Gangsta Boo: Swinging from your nutsack…
DJ Paul: [Laughs] If you’ve got Miley Cyrus tweeting out your record, then you’re gonna be good. But it’s all about that push, and he had a good team. Wiz Khalifa is a good dude, and he was behind the record. It was a lot of people behind the record, whereas everybody else just did it underground and independent.
DX: Right. We talked about this off the record when I interviewed you about the “Lollipop” record, but I wanted to get it on record. Was there a concern for you with having outside production?
DJ Paul: I didn’t care about… It wasn’t never gonna be a lot of people outside of me and Juicy making the beats. Dr. Luke was going to be the only other person making beats outside of me and Juicy. I love Dr. Luke’s beats, so that never was a problem to me. Plus we gave him some insights to the beats as well, so I was always cool with that. I loved the “Shots After Shots” record, and it worked. Every time we perform it, they fucking go crazy. So I didn’t have a problem, and it never would have been just other people doing the production. It would have always been a situation where me and Juicy are doing the meat of the album with other people just adding on to it.
DX: So what makes this project different or distinctive for the fans?
DJ Paul: The thing that makes it distinctive is that it ain’t gonna be different. We went straight back to hard, hardcore shit. It’s harder and crazier than Mystic Stylez and Da End. It’s just a crazy-ass mixtape. We dropped it November 12, and the album should be out in March of 2014 or something like that. It’s straight hard shit. You heard “Go Hard,” and you can’t name me records that sound anywhere similar to that. Now, as we speak, I’m sure somebody is making something like it. They’ll pretty much just sit back, watch what I do and take it from there. But right now, people are tweeting me, “Hey this is the hardest record I’ve heard in the last eight or 10 years.”
Like I said, it ain’t for everybody. There’s a lot of people out there that ain’t ready for hard music, and just don’t give a shit to hear it. But it’s a lot of people that do…The original fans will be happy.

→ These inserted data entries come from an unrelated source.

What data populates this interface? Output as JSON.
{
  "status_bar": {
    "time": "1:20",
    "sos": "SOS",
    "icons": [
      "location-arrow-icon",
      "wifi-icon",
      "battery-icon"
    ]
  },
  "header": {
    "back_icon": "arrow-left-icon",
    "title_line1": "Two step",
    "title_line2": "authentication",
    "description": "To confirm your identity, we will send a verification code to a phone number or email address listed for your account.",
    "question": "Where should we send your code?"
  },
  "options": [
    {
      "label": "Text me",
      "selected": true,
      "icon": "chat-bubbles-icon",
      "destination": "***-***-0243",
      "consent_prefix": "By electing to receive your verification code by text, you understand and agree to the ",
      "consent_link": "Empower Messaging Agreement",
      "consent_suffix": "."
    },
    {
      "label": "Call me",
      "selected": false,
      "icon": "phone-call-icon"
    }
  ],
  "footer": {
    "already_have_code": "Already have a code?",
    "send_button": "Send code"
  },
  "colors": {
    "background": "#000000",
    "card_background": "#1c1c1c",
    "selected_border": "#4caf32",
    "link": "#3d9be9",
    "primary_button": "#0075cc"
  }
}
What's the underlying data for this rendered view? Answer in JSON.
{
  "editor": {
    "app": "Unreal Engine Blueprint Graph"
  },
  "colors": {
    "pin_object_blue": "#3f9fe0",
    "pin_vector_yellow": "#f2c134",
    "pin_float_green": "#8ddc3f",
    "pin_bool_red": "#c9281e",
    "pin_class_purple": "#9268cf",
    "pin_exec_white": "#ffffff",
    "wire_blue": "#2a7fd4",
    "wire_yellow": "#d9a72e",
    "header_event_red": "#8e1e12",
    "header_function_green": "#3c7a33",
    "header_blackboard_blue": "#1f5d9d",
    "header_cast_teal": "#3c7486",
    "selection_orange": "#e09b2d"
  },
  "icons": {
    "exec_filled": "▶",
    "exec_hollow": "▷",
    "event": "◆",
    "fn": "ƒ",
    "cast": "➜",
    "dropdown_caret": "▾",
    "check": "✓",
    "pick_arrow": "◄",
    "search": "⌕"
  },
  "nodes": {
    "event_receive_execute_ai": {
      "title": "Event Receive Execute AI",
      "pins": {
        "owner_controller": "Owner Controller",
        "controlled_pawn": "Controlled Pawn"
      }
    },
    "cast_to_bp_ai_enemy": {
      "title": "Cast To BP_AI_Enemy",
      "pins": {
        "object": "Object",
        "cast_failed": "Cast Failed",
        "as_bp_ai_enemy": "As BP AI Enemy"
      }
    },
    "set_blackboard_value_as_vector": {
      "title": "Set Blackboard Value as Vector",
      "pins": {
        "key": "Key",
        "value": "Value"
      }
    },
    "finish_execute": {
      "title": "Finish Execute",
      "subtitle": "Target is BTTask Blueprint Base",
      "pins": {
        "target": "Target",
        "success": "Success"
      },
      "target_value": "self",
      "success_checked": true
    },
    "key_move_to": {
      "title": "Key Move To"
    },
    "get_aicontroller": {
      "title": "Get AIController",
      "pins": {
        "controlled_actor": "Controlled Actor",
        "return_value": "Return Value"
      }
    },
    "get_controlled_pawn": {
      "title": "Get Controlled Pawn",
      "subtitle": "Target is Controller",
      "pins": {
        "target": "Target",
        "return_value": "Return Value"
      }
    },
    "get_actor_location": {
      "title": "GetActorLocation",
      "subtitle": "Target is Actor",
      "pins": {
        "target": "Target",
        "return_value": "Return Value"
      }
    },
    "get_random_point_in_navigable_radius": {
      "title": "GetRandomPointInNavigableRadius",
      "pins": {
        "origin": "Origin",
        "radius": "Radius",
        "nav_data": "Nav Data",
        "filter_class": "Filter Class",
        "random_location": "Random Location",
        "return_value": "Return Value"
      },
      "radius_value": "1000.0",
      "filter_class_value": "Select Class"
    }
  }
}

That’s the only people we do it for anyway. I don’t give a fuck about anybody else who is into some other shit.